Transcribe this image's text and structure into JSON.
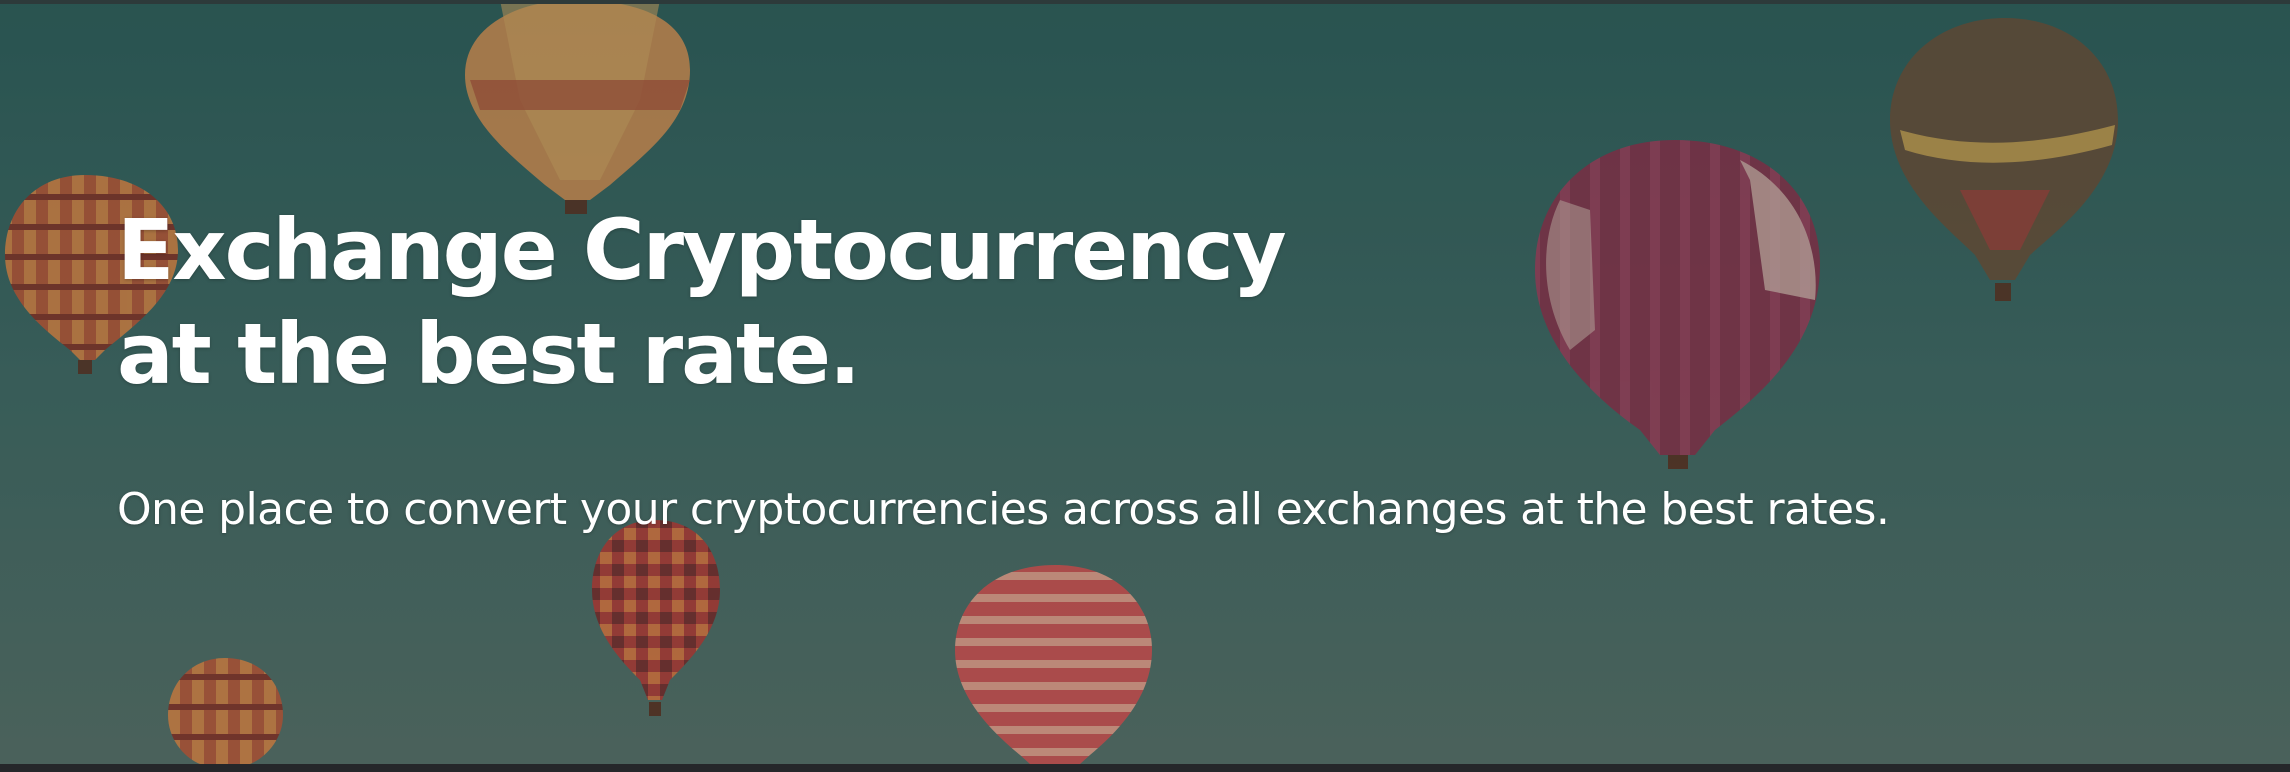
{
  "hero": {
    "title_line1": "Exchange Cryptocurrency",
    "title_line2": "at the best rate.",
    "subtitle": "One place to convert your cryptocurrencies across all exchanges at the best rates.",
    "background_image": "hot-air-balloons"
  }
}
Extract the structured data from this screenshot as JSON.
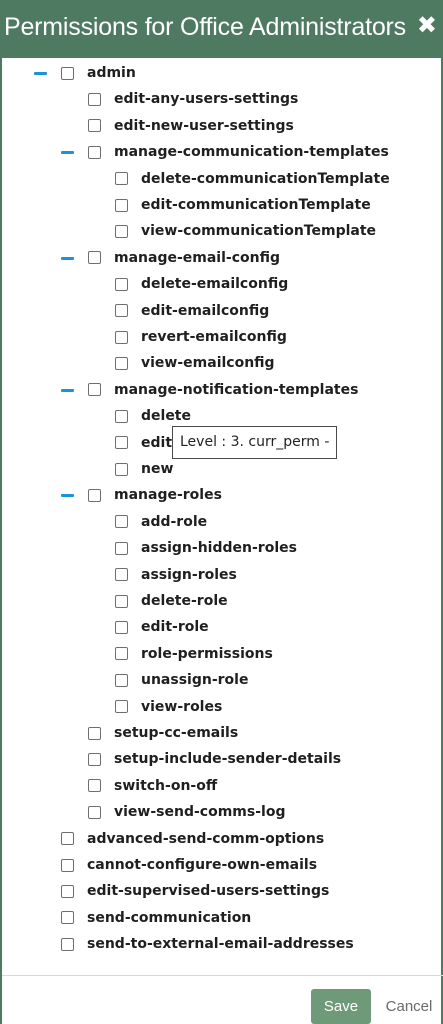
{
  "dialog": {
    "title": "Permissions for Office Administrators",
    "close_glyph": "✖",
    "close_icon": "close-icon"
  },
  "tree": {
    "collapse_icon": "collapse-minus-icon",
    "items": [
      {
        "label": "admin",
        "level": 0,
        "expanded": true
      },
      {
        "label": "edit-any-users-settings",
        "level": 1
      },
      {
        "label": "edit-new-user-settings",
        "level": 1
      },
      {
        "label": "manage-communication-templates",
        "level": 1,
        "expanded": true
      },
      {
        "label": "delete-communicationTemplate",
        "level": 2
      },
      {
        "label": "edit-communicationTemplate",
        "level": 2
      },
      {
        "label": "view-communicationTemplate",
        "level": 2
      },
      {
        "label": "manage-email-config",
        "level": 1,
        "expanded": true
      },
      {
        "label": "delete-emailconfig",
        "level": 2
      },
      {
        "label": "edit-emailconfig",
        "level": 2
      },
      {
        "label": "revert-emailconfig",
        "level": 2
      },
      {
        "label": "view-emailconfig",
        "level": 2
      },
      {
        "label": "manage-notification-templates",
        "level": 1,
        "expanded": true
      },
      {
        "label": "delete",
        "level": 2
      },
      {
        "label": "edit",
        "level": 2
      },
      {
        "label": "new",
        "level": 2
      },
      {
        "label": "manage-roles",
        "level": 1,
        "expanded": true
      },
      {
        "label": "add-role",
        "level": 2
      },
      {
        "label": "assign-hidden-roles",
        "level": 2
      },
      {
        "label": "assign-roles",
        "level": 2
      },
      {
        "label": "delete-role",
        "level": 2
      },
      {
        "label": "edit-role",
        "level": 2
      },
      {
        "label": "role-permissions",
        "level": 2
      },
      {
        "label": "unassign-role",
        "level": 2
      },
      {
        "label": "view-roles",
        "level": 2
      },
      {
        "label": "setup-cc-emails",
        "level": 1
      },
      {
        "label": "setup-include-sender-details",
        "level": 1
      },
      {
        "label": "switch-on-off",
        "level": 1
      },
      {
        "label": "view-send-comms-log",
        "level": 1
      },
      {
        "label": "advanced-send-comm-options",
        "level": 0
      },
      {
        "label": "cannot-configure-own-emails",
        "level": 0
      },
      {
        "label": "edit-supervised-users-settings",
        "level": 0
      },
      {
        "label": "send-communication",
        "level": 0
      },
      {
        "label": "send-to-external-email-addresses",
        "level": 0
      }
    ]
  },
  "tooltip": {
    "text": "Level : 3. curr_perm -"
  },
  "footer": {
    "save_label": "Save",
    "cancel_label": "Cancel"
  }
}
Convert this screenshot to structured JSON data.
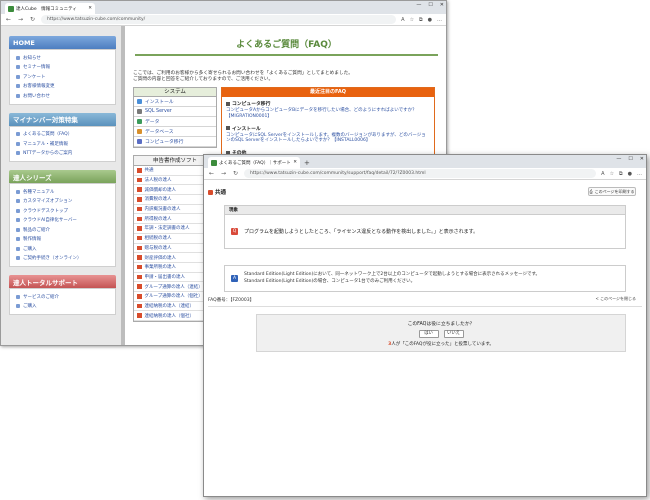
{
  "win1": {
    "tab_title": "達人Cube　情報コミュニティ",
    "url": "https://www.tatsuzin-cube.com/community/",
    "sidebar": [
      {
        "title": "HOME",
        "color": "blue",
        "items": [
          "お知らせ",
          "セミナー情報",
          "アンケート",
          "お客様情報変更",
          "お問い合わせ"
        ]
      },
      {
        "title": "マイナンバー対策特集",
        "color": "teal",
        "items": [
          "よくあるご質問（FAQ）",
          "マニュアル・補足情報",
          "NTTデータからのご案内"
        ]
      },
      {
        "title": "達人シリーズ",
        "color": "green",
        "items": [
          "各種マニュアル",
          "カスタマイズオプション",
          "クラウドデスクトップ",
          "クラウドAI自律化サーバー",
          "製品のご紹介",
          "製作情報",
          "ご購入",
          "ご契約手続き（オンライン）"
        ]
      },
      {
        "title": "達人トータルサポート",
        "color": "red",
        "items": [
          "サービスのご紹介",
          "ご購入"
        ]
      }
    ],
    "faq_title": "よくあるご質問（FAQ）",
    "intro_line1": "ここでは、ご利用のお客様から多く寄せられるお問い合わせを「よくあるご質問」としてまとめました。",
    "intro_line2": "ご質問の内容と回答をご紹介しておりますので、ご活用ください。",
    "system_header": "システム",
    "system_items": [
      "インストール",
      "SQL Server",
      "データ",
      "データベース",
      "コンピュータ移行"
    ],
    "featured_header": "最近注目のFAQ",
    "featured": [
      {
        "title": "コンピュータ移行",
        "desc": "コンピュータAからコンピュータBにデータを移行したい場合、どのようにすればよいですか？【MIGRATION0001】"
      },
      {
        "title": "インストール",
        "desc": "コンピュータにSQL Serverをインストールします。複数のバージョンがありますが、どのバージョンのSQL Serverをインストールしたらよいですか？【INSTALL0006】"
      },
      {
        "title": "その他",
        "desc": ""
      }
    ],
    "sales_header": "申告書作成ソフト",
    "sales_items": [
      "共通",
      "法人税の達人",
      "減価償却の達人",
      "消費税の達人",
      "内訳概況書の達人",
      "所得税の達人",
      "年調・法定調書の達人",
      "相続税の達人",
      "贈与税の達人",
      "財産評価の達人",
      "事業所税の達人",
      "申請・届出書の達人",
      "グループ通算の達人（連結）",
      "グループ通算の達人（個社）",
      "連結納税の達人（連結）",
      "連結納税の達人（個社）"
    ]
  },
  "win2": {
    "tab_title": "よくあるご質問（FAQ）｜サポート",
    "url": "https://www.tatsuzin-cube.com/community/support/faq/detail/72/?Z0003.html",
    "category": "共通",
    "print_label": "このページを印刷する",
    "question_label": "現象",
    "question_text": "プログラムを起動しようとしたところ、「ライセンス違反となる動作を検出しました。」と表示されます。",
    "answer_line1": "Standard Edition(Light Edition)において、同一ネットワーク上で2台以上のコンピュータで起動しようとする場合に表示されるメッセージです。",
    "answer_line2": "Standard Edition(Light Edition)の場合、コンピュータ1台でのみご利用ください。",
    "faq_number": "FAQ番号：【FZ0003】",
    "back_to_top": "< このページを閉じる",
    "helpful_q": "このFAQは役に立ちましたか？",
    "yes_label": "はい",
    "no_label": "いいえ",
    "helpful_count": "3",
    "helpful_suffix": "人が「このFAQが役に立った」と投票しています。"
  },
  "colors": {
    "accent_green": "#7aa35b",
    "accent_orange": "#e8620f",
    "link_blue": "#2b4fa1"
  }
}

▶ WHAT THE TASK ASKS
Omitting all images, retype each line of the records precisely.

▶ WORKED SOLUTION
Transcribe this image's text and structure into JSON.
{
  "hero": {
    "title_line1": "Exchange Cryptocurrency",
    "title_line2": "at the best rate.",
    "subtitle": "One place to convert your cryptocurrencies across all exchanges at the best rates.",
    "background_image": "hot-air-balloons"
  }
}
Extract the structured data from this screenshot as JSON.
{
  "dialog": {
    "title": "Permissions for Office Administrators",
    "close_glyph": "✖",
    "close_icon": "close-icon"
  },
  "tree": {
    "collapse_icon": "collapse-minus-icon",
    "items": [
      {
        "label": "admin",
        "level": 0,
        "expanded": true
      },
      {
        "label": "edit-any-users-settings",
        "level": 1
      },
      {
        "label": "edit-new-user-settings",
        "level": 1
      },
      {
        "label": "manage-communication-templates",
        "level": 1,
        "expanded": true
      },
      {
        "label": "delete-communicationTemplate",
        "level": 2
      },
      {
        "label": "edit-communicationTemplate",
        "level": 2
      },
      {
        "label": "view-communicationTemplate",
        "level": 2
      },
      {
        "label": "manage-email-config",
        "level": 1,
        "expanded": true
      },
      {
        "label": "delete-emailconfig",
        "level": 2
      },
      {
        "label": "edit-emailconfig",
        "level": 2
      },
      {
        "label": "revert-emailconfig",
        "level": 2
      },
      {
        "label": "view-emailconfig",
        "level": 2
      },
      {
        "label": "manage-notification-templates",
        "level": 1,
        "expanded": true
      },
      {
        "label": "delete",
        "level": 2
      },
      {
        "label": "edit",
        "level": 2
      },
      {
        "label": "new",
        "level": 2
      },
      {
        "label": "manage-roles",
        "level": 1,
        "expanded": true
      },
      {
        "label": "add-role",
        "level": 2
      },
      {
        "label": "assign-hidden-roles",
        "level": 2
      },
      {
        "label": "assign-roles",
        "level": 2
      },
      {
        "label": "delete-role",
        "level": 2
      },
      {
        "label": "edit-role",
        "level": 2
      },
      {
        "label": "role-permissions",
        "level": 2
      },
      {
        "label": "unassign-role",
        "level": 2
      },
      {
        "label": "view-roles",
        "level": 2
      },
      {
        "label": "setup-cc-emails",
        "level": 1
      },
      {
        "label": "setup-include-sender-details",
        "level": 1
      },
      {
        "label": "switch-on-off",
        "level": 1
      },
      {
        "label": "view-send-comms-log",
        "level": 1
      },
      {
        "label": "advanced-send-comm-options",
        "level": 0
      },
      {
        "label": "cannot-configure-own-emails",
        "level": 0
      },
      {
        "label": "edit-supervised-users-settings",
        "level": 0
      },
      {
        "label": "send-communication",
        "level": 0
      },
      {
        "label": "send-to-external-email-addresses",
        "level": 0
      }
    ]
  },
  "tooltip": {
    "text": "Level : 3. curr_perm -"
  },
  "footer": {
    "save_label": "Save",
    "cancel_label": "Cancel"
  }
}
Convert this screenshot to structured JSON data.
{
  "win1": {
    "tab_title": "達人Cube　情報コミュニティ",
    "url": "https://www.tatsuzin-cube.com/community/",
    "sidebar": [
      {
        "title": "HOME",
        "color": "blue",
        "items": [
          "お知らせ",
          "セミナー情報",
          "アンケート",
          "お客様情報変更",
          "お問い合わせ"
        ]
      },
      {
        "title": "マイナンバー対策特集",
        "color": "teal",
        "items": [
          "よくあるご質問（FAQ）",
          "マニュアル・補足情報",
          "NTTデータからのご案内"
        ]
      },
      {
        "title": "達人シリーズ",
        "color": "green",
        "items": [
          "各種マニュアル",
          "カスタマイズオプション",
          "クラウドデスクトップ",
          "クラウドAI自律化サーバー",
          "製品のご紹介",
          "製作情報",
          "ご購入",
          "ご契約手続き（オンライン）"
        ]
      },
      {
        "title": "達人トータルサポート",
        "color": "red",
        "items": [
          "サービスのご紹介",
          "ご購入"
        ]
      }
    ],
    "faq_title": "よくあるご質問（FAQ）",
    "intro_line1": "ここでは、ご利用のお客様から多く寄せられるお問い合わせを「よくあるご質問」としてまとめました。",
    "intro_line2": "ご質問の内容と回答をご紹介しておりますので、ご活用ください。",
    "system_header": "システム",
    "system_items": [
      "インストール",
      "SQL Server",
      "データ",
      "データベース",
      "コンピュータ移行"
    ],
    "featured_header": "最近注目のFAQ",
    "featured": [
      {
        "title": "コンピュータ移行",
        "desc": "コンピュータAからコンピュータBにデータを移行したい場合、どのようにすればよいですか？【MIGRATION0001】"
      },
      {
        "title": "インストール",
        "desc": "コンピュータにSQL Serverをインストールします。複数のバージョンがありますが、どのバージョンのSQL Serverをインストールしたらよいですか？【INSTALL0006】"
      },
      {
        "title": "その他",
        "desc": ""
      }
    ],
    "sales_header": "申告書作成ソフト",
    "sales_items": [
      "共通",
      "法人税の達人",
      "減価償却の達人",
      "消費税の達人",
      "内訳概況書の達人",
      "所得税の達人",
      "年調・法定調書の達人",
      "相続税の達人",
      "贈与税の達人",
      "財産評価の達人",
      "事業所税の達人",
      "申請・届出書の達人",
      "グループ通算の達人（連結）",
      "グループ通算の達人（個社）",
      "連結納税の達人（連結）",
      "連結納税の達人（個社）"
    ]
  },
  "win2": {
    "tab_title": "よくあるご質問（FAQ）｜サポート",
    "url": "https://www.tatsuzin-cube.com/community/support/faq/detail/72/?Z0003.html",
    "category": "共通",
    "print_label": "このページを印刷する",
    "question_label": "現象",
    "question_text": "プログラムを起動しようとしたところ、「ライセンス違反となる動作を検出しました。」と表示されます。",
    "answer_line1": "Standard Edition(Light Edition)において、同一ネットワーク上で2台以上のコンピュータで起動しようとする場合に表示されるメッセージです。",
    "answer_line2": "Standard Edition(Light Edition)の場合、コンピュータ1台でのみご利用ください。",
    "faq_number": "FAQ番号：【FZ0003】",
    "back_to_top": "< このページを閉じる",
    "helpful_q": "このFAQは役に立ちましたか？",
    "yes_label": "はい",
    "no_label": "いいえ",
    "helpful_count": "3",
    "helpful_suffix": "人が「このFAQが役に立った」と投票しています。"
  },
  "colors": {
    "accent_green": "#7aa35b",
    "accent_orange": "#e8620f",
    "link_blue": "#2b4fa1"
  }
}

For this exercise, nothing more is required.